When I read that draft, pretending to be your manager: I don't know what you're saying. I don't know what you are asking me to do. You haven't phrased it in a way that I can act upon.
Does not the person whom you are addressing already know that you have been or will be released from your current project? So, exactly why are you making this communication? What do you intend to say to me, and what do you intend to achieve?
When you say, "I am expecting," did you mean to say, "I am asking for?" Are you saying that you believe that, of all the many projects in my in-basket that I could next assign you to, there's a particular reason why I would be wise to choose for you a project that involves SQL Server? "Then, say that." Use "action words."
Simply re-phrase your note as a reminder (if you think a reminder is necessary), followed by an actionable request.

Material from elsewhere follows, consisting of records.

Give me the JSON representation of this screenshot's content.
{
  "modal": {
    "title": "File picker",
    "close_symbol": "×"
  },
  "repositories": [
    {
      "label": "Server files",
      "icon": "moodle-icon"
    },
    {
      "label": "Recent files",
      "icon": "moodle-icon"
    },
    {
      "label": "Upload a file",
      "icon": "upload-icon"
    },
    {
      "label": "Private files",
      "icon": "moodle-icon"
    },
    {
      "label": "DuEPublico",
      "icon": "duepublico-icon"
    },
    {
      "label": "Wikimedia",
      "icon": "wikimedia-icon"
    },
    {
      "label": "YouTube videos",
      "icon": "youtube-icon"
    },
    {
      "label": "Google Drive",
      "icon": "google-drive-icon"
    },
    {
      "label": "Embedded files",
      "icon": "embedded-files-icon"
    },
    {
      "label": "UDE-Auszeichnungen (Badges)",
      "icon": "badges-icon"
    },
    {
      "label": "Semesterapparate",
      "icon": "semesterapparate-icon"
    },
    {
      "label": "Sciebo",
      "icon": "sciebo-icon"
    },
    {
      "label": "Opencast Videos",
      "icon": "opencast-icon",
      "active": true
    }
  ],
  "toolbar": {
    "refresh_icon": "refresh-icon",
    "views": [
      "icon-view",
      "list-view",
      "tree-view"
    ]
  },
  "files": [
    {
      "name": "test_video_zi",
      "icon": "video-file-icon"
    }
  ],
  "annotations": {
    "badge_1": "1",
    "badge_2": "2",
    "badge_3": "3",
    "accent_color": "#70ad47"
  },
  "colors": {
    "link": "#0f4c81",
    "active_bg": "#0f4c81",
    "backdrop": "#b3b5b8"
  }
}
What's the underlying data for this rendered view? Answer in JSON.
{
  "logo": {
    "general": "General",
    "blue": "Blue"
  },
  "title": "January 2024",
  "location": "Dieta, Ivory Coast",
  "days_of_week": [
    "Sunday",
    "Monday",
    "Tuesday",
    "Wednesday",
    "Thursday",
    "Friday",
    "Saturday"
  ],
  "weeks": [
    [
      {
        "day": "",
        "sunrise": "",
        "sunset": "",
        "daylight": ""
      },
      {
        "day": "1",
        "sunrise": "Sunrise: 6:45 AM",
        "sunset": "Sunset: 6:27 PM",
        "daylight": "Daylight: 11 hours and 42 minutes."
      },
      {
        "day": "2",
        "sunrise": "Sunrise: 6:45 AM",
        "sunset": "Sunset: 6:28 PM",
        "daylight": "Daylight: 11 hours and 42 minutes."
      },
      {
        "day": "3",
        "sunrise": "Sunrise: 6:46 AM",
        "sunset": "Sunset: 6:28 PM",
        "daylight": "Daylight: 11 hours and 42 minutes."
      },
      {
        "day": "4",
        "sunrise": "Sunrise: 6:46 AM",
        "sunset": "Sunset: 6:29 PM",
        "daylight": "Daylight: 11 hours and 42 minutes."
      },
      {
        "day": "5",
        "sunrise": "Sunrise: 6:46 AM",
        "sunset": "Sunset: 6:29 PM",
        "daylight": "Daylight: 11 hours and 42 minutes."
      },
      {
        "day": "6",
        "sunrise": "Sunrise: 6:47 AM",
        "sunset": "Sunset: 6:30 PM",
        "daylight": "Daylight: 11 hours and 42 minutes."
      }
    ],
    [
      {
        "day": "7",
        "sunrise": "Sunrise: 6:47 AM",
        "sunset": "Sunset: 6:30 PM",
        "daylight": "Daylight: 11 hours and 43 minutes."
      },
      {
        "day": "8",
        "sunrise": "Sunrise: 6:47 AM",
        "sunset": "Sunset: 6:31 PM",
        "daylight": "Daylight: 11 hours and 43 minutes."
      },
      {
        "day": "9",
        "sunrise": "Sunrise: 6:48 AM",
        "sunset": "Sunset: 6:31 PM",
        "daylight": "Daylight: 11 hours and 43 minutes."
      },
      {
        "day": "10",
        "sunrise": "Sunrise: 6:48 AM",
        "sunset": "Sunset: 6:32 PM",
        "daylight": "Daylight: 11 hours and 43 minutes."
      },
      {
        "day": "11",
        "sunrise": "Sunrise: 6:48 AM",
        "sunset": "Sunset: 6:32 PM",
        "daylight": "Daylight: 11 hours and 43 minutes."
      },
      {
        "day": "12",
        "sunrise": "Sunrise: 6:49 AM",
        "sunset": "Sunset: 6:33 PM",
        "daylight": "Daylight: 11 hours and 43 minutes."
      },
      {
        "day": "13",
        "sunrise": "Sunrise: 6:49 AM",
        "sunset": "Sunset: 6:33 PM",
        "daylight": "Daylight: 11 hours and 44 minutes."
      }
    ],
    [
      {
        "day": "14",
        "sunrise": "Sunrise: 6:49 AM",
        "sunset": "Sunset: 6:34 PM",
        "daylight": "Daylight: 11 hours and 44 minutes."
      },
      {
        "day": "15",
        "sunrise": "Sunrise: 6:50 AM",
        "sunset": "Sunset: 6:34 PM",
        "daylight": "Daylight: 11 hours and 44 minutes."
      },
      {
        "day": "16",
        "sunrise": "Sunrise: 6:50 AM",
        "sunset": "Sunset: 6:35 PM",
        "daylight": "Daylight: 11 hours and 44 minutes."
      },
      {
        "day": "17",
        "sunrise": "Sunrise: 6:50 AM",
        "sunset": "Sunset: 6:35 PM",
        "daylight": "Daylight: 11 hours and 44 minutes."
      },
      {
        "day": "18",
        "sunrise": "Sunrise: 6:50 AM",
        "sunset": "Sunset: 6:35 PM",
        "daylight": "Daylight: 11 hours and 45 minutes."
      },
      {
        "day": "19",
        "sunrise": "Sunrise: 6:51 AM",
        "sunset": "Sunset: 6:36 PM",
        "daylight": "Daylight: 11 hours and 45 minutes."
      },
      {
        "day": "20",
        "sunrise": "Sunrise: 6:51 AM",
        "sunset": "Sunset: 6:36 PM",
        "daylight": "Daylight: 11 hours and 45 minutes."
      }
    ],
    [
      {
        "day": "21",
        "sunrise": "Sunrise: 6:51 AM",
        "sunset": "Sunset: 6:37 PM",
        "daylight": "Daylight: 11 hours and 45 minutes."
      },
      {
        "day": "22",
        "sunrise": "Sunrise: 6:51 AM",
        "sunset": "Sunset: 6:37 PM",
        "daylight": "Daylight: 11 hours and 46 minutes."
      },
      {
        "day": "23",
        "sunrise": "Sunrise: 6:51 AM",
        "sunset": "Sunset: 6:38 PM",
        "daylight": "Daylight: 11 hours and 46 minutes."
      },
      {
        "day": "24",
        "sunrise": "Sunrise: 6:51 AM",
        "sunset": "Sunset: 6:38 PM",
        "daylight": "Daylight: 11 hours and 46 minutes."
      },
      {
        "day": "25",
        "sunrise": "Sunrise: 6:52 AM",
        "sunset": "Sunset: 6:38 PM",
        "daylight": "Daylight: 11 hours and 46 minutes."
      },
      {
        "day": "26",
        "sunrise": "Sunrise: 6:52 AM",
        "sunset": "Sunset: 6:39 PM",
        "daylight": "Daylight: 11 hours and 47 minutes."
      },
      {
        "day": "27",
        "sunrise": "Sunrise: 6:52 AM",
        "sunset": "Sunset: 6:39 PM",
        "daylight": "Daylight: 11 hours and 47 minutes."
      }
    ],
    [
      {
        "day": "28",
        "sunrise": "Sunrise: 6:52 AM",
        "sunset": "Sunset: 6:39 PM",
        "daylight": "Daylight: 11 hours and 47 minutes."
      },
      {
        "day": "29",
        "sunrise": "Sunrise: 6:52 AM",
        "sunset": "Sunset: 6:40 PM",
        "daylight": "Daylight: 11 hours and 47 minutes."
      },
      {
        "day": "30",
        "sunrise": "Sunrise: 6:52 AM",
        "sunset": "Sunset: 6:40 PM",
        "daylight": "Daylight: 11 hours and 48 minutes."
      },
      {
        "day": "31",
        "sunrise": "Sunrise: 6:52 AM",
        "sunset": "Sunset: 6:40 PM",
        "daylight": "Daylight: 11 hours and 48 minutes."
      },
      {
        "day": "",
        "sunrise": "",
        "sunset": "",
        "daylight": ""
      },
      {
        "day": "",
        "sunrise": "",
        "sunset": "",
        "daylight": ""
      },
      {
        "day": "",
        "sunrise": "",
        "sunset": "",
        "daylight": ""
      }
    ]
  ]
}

A request that makes it clear both why you are asking and what action you are requesting on my part.
My reply would then perhaps sound non-commital: "Thank you for telling me this. I will take it under consideration."